→ Website and app data records
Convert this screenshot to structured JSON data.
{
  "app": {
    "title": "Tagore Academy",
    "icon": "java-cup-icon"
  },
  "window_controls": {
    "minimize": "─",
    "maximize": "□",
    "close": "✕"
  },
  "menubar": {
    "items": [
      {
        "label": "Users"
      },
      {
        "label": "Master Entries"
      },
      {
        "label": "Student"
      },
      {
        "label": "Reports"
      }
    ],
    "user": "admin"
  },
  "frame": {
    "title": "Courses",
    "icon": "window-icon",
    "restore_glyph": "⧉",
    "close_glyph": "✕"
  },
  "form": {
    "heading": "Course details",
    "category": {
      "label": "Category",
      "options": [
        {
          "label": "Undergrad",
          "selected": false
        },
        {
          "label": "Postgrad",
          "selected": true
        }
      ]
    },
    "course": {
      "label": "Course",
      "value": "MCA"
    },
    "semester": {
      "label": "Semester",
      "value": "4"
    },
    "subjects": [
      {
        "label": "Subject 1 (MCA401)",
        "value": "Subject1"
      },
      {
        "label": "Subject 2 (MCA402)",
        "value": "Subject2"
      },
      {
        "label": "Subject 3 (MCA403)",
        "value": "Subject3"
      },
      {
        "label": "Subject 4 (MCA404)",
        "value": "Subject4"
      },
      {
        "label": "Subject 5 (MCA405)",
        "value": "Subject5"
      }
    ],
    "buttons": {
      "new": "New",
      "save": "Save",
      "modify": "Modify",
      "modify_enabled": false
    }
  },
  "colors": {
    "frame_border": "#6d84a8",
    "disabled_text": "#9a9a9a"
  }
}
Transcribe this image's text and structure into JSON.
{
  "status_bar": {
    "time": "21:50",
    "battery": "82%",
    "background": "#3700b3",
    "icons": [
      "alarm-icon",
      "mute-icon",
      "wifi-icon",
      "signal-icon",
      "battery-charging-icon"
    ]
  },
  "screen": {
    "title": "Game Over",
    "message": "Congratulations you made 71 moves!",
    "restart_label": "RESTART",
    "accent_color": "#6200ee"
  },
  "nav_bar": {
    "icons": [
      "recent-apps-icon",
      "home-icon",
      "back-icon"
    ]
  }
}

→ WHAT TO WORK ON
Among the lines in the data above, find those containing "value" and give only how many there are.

→ RESPONSE FOR THIS EXERCISE
7